been lists circulating with several hundreds of FSP servers.)

An FSP server is an anonymous file server where the users can freely
upload and download files. These "black markets" of file exchanges has
been used to trade porn, pirated music and pirated software. A site in
Sweden recently caught students that had started such a server. 3
Gb/day went out through the server, and an estimated worth of $2
million in pirated PC programs were exchanged over it during it's
three weeks of operation. 

The high volumes in the server was mainly due to the large amounts of
available bandwidth out from the site. The example is not entirely
good, since there is no money or ecash exchange in this case. The
thing traded currently in the FSP buisness is instead the mere
existance of a server, trading one piece of server access info for
another.

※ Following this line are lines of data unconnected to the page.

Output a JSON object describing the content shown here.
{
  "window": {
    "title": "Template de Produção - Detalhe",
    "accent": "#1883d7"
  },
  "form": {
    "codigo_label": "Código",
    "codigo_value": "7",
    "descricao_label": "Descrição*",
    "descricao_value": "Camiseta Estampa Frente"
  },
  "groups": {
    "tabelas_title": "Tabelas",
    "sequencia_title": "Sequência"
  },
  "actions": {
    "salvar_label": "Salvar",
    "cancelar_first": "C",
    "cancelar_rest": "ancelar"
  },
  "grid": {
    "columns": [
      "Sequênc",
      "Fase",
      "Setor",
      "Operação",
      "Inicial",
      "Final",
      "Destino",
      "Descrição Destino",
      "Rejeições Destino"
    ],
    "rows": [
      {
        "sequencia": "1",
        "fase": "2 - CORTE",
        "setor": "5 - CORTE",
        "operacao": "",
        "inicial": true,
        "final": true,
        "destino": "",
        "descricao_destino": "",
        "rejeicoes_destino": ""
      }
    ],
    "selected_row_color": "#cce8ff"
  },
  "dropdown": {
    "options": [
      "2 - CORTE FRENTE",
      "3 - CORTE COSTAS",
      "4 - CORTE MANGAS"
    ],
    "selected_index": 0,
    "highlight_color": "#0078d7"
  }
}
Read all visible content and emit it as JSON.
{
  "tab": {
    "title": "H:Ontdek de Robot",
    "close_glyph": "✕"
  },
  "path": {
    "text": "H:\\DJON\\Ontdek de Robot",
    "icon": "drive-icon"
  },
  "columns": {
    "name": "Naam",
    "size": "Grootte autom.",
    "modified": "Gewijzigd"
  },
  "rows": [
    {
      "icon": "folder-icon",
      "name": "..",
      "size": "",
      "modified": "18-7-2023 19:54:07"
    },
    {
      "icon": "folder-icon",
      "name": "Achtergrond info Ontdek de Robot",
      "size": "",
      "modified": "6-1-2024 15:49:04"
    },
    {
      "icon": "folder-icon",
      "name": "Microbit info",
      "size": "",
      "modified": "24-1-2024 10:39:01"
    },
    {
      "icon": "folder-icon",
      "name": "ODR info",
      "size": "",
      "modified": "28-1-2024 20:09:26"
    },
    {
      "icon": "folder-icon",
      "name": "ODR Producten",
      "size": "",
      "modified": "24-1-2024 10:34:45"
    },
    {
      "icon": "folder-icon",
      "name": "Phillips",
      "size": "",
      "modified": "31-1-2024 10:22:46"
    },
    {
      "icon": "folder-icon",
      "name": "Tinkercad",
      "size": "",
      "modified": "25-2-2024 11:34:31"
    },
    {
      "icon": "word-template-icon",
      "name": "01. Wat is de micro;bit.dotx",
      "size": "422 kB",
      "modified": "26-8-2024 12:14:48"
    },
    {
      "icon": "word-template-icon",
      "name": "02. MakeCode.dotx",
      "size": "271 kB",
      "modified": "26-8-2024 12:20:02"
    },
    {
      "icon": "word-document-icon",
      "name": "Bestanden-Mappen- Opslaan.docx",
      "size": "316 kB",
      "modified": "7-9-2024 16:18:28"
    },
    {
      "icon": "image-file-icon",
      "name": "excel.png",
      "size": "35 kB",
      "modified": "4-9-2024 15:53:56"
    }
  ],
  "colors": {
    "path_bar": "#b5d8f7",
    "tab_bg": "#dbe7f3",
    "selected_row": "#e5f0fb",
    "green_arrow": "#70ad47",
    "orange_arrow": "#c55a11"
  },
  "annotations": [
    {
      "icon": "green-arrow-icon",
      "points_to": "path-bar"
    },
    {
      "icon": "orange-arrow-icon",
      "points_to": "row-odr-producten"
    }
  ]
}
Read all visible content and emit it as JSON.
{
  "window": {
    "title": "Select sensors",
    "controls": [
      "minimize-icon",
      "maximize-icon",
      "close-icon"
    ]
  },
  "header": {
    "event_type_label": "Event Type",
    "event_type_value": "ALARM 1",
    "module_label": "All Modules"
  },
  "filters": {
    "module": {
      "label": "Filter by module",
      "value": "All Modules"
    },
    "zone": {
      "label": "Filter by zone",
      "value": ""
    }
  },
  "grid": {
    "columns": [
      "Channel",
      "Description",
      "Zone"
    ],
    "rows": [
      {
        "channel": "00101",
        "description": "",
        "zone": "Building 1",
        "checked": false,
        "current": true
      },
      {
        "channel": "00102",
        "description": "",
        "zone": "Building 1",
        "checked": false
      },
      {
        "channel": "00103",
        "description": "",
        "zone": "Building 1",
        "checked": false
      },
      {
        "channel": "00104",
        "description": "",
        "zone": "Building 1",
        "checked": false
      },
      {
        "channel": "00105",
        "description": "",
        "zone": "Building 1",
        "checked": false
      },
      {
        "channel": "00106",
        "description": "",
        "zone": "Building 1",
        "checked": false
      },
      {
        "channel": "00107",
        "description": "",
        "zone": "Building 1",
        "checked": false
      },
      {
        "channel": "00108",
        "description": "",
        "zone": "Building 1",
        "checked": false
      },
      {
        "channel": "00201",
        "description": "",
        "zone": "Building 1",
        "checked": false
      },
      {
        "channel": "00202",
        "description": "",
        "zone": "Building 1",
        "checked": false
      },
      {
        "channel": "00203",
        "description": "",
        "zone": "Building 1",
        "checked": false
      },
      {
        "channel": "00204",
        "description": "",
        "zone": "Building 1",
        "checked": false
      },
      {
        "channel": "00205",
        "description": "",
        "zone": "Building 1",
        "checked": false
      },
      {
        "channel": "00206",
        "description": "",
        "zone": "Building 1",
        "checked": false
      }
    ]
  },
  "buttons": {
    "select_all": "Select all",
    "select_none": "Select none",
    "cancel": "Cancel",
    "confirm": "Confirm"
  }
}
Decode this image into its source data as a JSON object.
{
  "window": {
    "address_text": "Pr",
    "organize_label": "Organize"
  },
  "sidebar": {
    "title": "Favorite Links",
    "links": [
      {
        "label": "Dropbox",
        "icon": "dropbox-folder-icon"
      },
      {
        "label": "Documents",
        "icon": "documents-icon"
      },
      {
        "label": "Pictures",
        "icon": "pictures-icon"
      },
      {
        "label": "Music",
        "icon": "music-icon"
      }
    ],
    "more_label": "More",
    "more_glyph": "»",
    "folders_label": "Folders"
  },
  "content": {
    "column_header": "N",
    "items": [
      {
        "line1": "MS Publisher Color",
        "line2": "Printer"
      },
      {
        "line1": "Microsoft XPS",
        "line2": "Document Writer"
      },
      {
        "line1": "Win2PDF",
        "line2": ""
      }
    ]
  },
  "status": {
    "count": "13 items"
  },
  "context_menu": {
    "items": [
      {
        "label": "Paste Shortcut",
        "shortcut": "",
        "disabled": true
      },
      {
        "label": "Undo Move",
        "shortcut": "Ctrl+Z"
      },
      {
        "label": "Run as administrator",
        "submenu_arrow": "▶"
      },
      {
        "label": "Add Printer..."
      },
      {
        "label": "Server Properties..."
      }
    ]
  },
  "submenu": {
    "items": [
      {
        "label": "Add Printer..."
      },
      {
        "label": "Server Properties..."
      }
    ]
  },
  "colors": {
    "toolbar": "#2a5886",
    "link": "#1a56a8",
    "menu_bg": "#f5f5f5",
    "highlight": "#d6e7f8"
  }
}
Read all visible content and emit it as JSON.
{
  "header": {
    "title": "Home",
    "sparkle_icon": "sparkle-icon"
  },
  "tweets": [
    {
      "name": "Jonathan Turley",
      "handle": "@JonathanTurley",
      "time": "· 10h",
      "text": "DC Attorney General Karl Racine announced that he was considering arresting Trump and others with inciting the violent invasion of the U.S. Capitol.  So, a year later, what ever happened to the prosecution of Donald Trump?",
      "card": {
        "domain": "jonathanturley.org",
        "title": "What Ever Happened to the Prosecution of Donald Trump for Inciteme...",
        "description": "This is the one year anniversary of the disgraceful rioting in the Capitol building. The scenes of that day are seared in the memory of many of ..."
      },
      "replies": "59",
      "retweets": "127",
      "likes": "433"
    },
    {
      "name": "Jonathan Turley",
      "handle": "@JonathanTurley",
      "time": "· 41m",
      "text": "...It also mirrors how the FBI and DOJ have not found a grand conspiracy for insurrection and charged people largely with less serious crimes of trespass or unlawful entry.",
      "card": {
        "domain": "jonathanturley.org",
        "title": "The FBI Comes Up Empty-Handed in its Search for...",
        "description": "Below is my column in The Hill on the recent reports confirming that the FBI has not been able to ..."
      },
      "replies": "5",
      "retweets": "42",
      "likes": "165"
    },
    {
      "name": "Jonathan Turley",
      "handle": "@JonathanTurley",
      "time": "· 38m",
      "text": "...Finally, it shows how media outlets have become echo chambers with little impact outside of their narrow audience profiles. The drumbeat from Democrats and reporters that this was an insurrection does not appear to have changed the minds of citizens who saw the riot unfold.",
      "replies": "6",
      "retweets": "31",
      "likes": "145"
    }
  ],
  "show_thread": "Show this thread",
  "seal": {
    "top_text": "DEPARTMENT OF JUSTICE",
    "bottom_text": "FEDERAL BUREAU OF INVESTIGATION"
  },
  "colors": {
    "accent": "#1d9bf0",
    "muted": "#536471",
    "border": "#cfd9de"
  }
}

This is mainly because of lack of features in the FSP code,
and not a fundamental feature of any such market.

Communication bandwidth/service space rental is traded in a similar
way as the other merchandise over the BlackNet system, with ecash
exchange. The service provider will probably keep on using the site
until the proper owner discovers it, since it is a hassle to move the
service while running.

What is the size of this potential market?

I consider the estimates below conservative. Any illegal  market would
probably be much bigger, and constantly try to expand. 

Internet now has well over 3 million reachable computers. Lets assume 1
percent of them could be broken into at any one time, i.e 30.000

Each computer is probably good for 5-10 MIPS, but assume we can use on
average 1 MIPS without risk for discoverage. (We can probably use more
during non-office hours, but maybe nothing during the day.) You can
certainly use 10 Mb of ddisk storage on each computer without

This adds up to a constant 30 GIPS in computing power, and 300 Gb's of
storage. And I believe this is a very conservative estimate, as I


I think it is quite likely that markets similar to those described
above will emerge in a few years. There is already one primitive
example of such a market in the FSP buisness, and we will most likely
see more elaborate forms soon. The developement will accelerate once
there is targets which will yield interesting pay-offs.

Another conclusion is that all current estimates on available privately
available CPU power for bruteforcing is likely to be _wrong_ in the
face of such markets. The net has now shown several cases of doing the
supposedly impossible; RSA-129, SSL1, SSL2, RC40 etc.

The SSL2 effort, although impressive, I believe has only revealed a
miniscule piece of what is possible to do. Observe that the current
effort has all used volounteers, has not used any of the easily
accessible super computers on the net, nor has used any intrusion
techniques to round up CPU. 

The ultimate technique would be to have a well-writen worm raid the
Net for CPU power, maybe only being active for a few hours. The worm
could penetrate a substantial fraction of the Internet, if fed the
right database of possible attacks on different vendors.

The last, and most obvious conclusion perhaps, is that all sites
should be concerned about their security. There is more to steal in
your system than your supposedly worthless information, and I would
say that the laws are quite unclear on the issue of liability in any
of the above situations. At least if you haven't taken proper

By the way, the above mechanisms can be used to create perfectly legit
and proper markets as well. Don't confuse the phenomenas with the

[BlackNet is a creation of Tim May <[email protected]>, and possibly
other cypherpunkers. A black market broker announces a public key widely
on Internet, stating the market's existance. Potential buyers and sellers
encrypt their requests and offers with the public key and posts the 
encrypted info in a newsgroup somewhere. The broker can then match up 
buyers and sellers. Ecash can be used to transfer funds, and the broker
will get his share of the deal. This scheme is close to impossible to 
traffic analyse.]